Like many who enter the profession, when I first encountered the role it was the technical variety and real world context that made it stand out for me. Bringing together a scientific background with a legal role directly relevant to business makes the patent profession quite unique. Since joining Keltie the role has really come alive, and I have seen why the patent profession is so important in supporting technology companies to protect their ideas, which are the foundation of their business.
Our daily activities of drafting patent applications and formulating and presenting arguments for patentability are our bread and butter. Understanding the relevant technology, what is ‘clever’ about it and why, and being able to express this using clear language (that will translate well!) is essential. In private practice, clear communication is also a major part of looking after your clients: jargon needs to be avoided and the complexities of the patent application process should be explained with care. Understanding your client’s specific needs and expectations is also key: more patent-savvy clients may already have a good understanding of the patent system and may instead be looking for specifically tailored, high level, strategic advice.
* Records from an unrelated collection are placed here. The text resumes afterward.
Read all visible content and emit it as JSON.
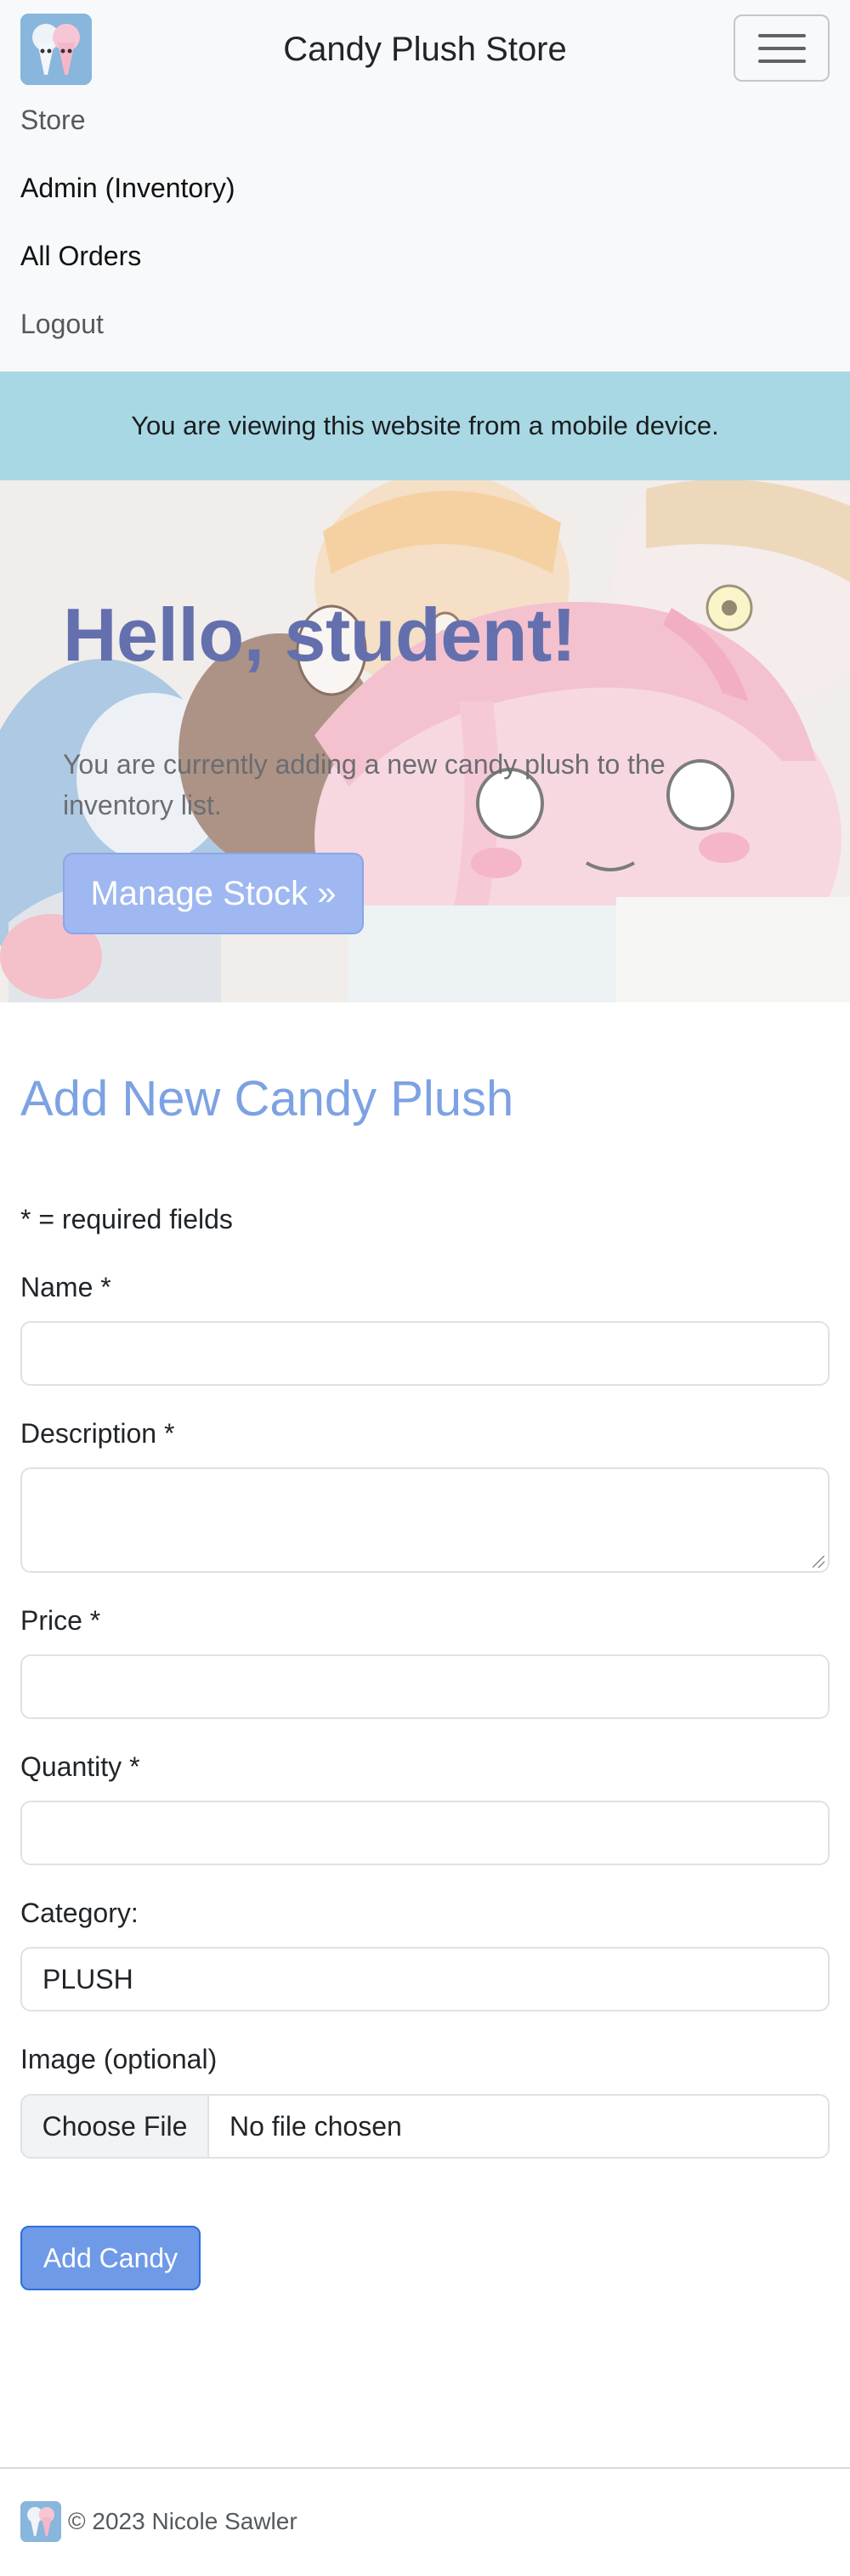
{
  "navbar": {
    "brand_title": "Candy Plush Store",
    "links": [
      {
        "label": "Store"
      },
      {
        "label": "Admin (Inventory)"
      },
      {
        "label": "All Orders"
      },
      {
        "label": "Logout"
      }
    ]
  },
  "alert": {
    "message": "You are viewing this website from a mobile device."
  },
  "hero": {
    "title": "Hello, student!",
    "text": "You are currently adding a new candy plush to the inventory list.",
    "button_label": "Manage Stock »"
  },
  "form": {
    "title": "Add New Candy Plush",
    "required_note": "* = required fields",
    "name_label": "Name *",
    "name_value": "",
    "description_label": "Description *",
    "description_value": "",
    "price_label": "Price *",
    "price_value": "",
    "quantity_label": "Quantity *",
    "quantity_value": "",
    "category_label": "Category:",
    "category_value": "PLUSH",
    "image_label": "Image (optional)",
    "file_button_label": "Choose File",
    "file_status": "No file chosen",
    "submit_label": "Add Candy"
  },
  "footer": {
    "text": "© 2023 Nicole Sawler"
  },
  "colors": {
    "navbar_bg": "#f8f9fa",
    "alert_bg": "#a8d8e3",
    "hero_title": "#6470ad",
    "form_title": "#7da2e3",
    "primary_button": "#6f9ae8"
  },
  "icons": {
    "brand_logo": "cotton-candy-logo-icon",
    "menu": "hamburger-menu-icon"
  }
}
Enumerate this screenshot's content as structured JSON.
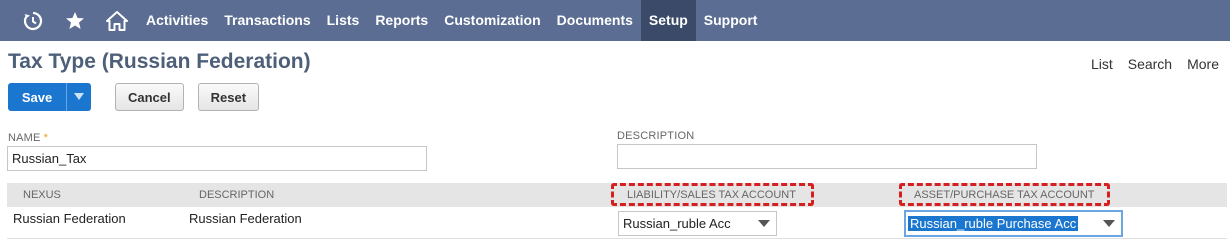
{
  "nav": {
    "icons": [
      "recent-icon",
      "star-icon",
      "home-icon"
    ],
    "items": [
      {
        "label": "Activities"
      },
      {
        "label": "Transactions"
      },
      {
        "label": "Lists"
      },
      {
        "label": "Reports"
      },
      {
        "label": "Customization"
      },
      {
        "label": "Documents"
      },
      {
        "label": "Setup",
        "active": true
      },
      {
        "label": "Support"
      }
    ]
  },
  "page": {
    "title": "Tax Type (Russian Federation)",
    "links": [
      "List",
      "Search",
      "More"
    ]
  },
  "toolbar": {
    "save_label": "Save",
    "cancel_label": "Cancel",
    "reset_label": "Reset"
  },
  "form": {
    "name_label": "NAME",
    "name_required": "*",
    "name_value": "Russian_Tax",
    "description_label": "DESCRIPTION",
    "description_value": ""
  },
  "table": {
    "headers": {
      "nexus": "NEXUS",
      "description": "DESCRIPTION",
      "liability": "LIABILITY/SALES TAX ACCOUNT",
      "asset": "ASSET/PURCHASE TAX ACCOUNT"
    },
    "rows": [
      {
        "nexus": "Russian Federation",
        "description": "Russian Federation",
        "liability": "Russian_ruble Acc",
        "asset": "Russian_ruble Purchase Acc"
      }
    ]
  },
  "colors": {
    "nav_bg": "#5b6d92",
    "nav_active": "#3b4a69",
    "title": "#4d5f79",
    "primary_button": "#1b76cf",
    "highlight": "#d42020"
  }
}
The remit of the job goes beyond filing and progressing patent applications, and includes a spectrum of issues relevant to our clients’ businesses. From proposing cost effective filing strategies to providing an opinion on infringement or attacking a third party’s patent, the goal is always to be down-to-earth and commercially relevant.
Keltie is a fundamentally down-to-earth firm. It is refreshing to be part of a flat, unstuffy structure and to work in an open plan office. It’s amazing the difference this makes: teamwork happens naturally and the day never goes by without some teasing and banter.
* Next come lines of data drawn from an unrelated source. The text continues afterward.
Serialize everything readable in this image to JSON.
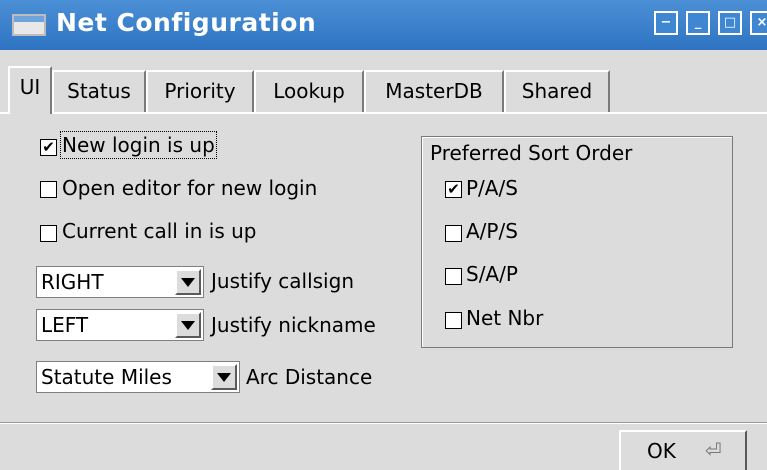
{
  "window": {
    "title": "Net Configuration",
    "buttons": [
      "−",
      "_",
      "□",
      "×"
    ]
  },
  "tabs": [
    "UI",
    "Status",
    "Priority",
    "Lookup",
    "MasterDB",
    "Shared"
  ],
  "options": {
    "new_login_up": {
      "label": "New login is up",
      "checked": true
    },
    "open_editor": {
      "label": "Open editor for new login",
      "checked": false
    },
    "current_call_up": {
      "label": "Current call in is up",
      "checked": false
    }
  },
  "justify": {
    "callsign": {
      "value": "RIGHT",
      "label": "Justify callsign"
    },
    "nickname": {
      "value": "LEFT",
      "label": "Justify nickname"
    }
  },
  "arc": {
    "value": "Statute Miles",
    "label": "Arc Distance"
  },
  "sort_order": {
    "title": "Preferred Sort Order",
    "items": [
      {
        "label": "P/A/S",
        "checked": true
      },
      {
        "label": "A/P/S",
        "checked": false
      },
      {
        "label": "S/A/P",
        "checked": false
      },
      {
        "label": "Net Nbr",
        "checked": false
      }
    ]
  },
  "ok_button": {
    "label": "OK",
    "icon": "enter-key-icon"
  },
  "check_glyph": "✔"
}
This is a youthful and energetic firm where new starters are given immediate client contact and a real variety of interesting work from the start. Training at Keltie is hands-on and we learn through the experience we gain. Each new starter typically works with two or three supervisors on different pieces of work, so you get a balanced view of how to approach the work and you can develop your own style. A typical workload for a trainee could include analysing and reporting examination reports, preparing monthly reports on a patent portfolio, attending client meetings or telecons and drafting a patent application from scratch.
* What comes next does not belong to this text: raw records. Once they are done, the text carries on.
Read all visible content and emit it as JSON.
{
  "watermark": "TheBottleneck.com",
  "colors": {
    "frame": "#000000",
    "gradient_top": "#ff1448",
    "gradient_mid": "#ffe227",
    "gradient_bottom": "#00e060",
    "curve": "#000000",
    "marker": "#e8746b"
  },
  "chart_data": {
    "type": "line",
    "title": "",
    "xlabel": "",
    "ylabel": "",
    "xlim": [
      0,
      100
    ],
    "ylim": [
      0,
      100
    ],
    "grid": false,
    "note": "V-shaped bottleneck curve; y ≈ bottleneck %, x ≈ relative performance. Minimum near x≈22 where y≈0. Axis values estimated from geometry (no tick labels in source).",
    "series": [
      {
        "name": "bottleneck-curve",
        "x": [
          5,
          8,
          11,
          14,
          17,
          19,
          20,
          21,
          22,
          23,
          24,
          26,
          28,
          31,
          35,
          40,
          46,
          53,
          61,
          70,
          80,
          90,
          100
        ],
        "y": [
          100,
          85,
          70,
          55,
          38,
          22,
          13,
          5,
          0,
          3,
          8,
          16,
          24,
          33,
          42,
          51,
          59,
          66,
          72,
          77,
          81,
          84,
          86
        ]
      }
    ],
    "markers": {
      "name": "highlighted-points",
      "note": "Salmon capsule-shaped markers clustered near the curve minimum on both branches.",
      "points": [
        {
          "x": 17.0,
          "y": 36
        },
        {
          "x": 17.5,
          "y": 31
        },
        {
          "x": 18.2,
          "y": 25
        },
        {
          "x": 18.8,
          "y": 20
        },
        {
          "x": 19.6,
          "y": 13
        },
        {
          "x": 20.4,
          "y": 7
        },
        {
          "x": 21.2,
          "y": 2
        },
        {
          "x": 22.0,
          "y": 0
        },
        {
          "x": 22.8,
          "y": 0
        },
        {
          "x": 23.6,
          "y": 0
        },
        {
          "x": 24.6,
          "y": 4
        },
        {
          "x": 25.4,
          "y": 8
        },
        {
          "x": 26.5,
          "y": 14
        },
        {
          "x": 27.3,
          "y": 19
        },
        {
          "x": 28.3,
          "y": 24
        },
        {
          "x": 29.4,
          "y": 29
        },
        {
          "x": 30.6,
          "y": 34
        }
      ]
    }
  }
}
We are encouraged to get stuck in to marketing, give opinions and suggestions for the firm and to enjoy the social side of working as a team. Everyone pulls their weight and is engaged with what they are doing. At Keltie new starters can feel a sense of ownership over their work because we are given responsibility and allowed to run with it.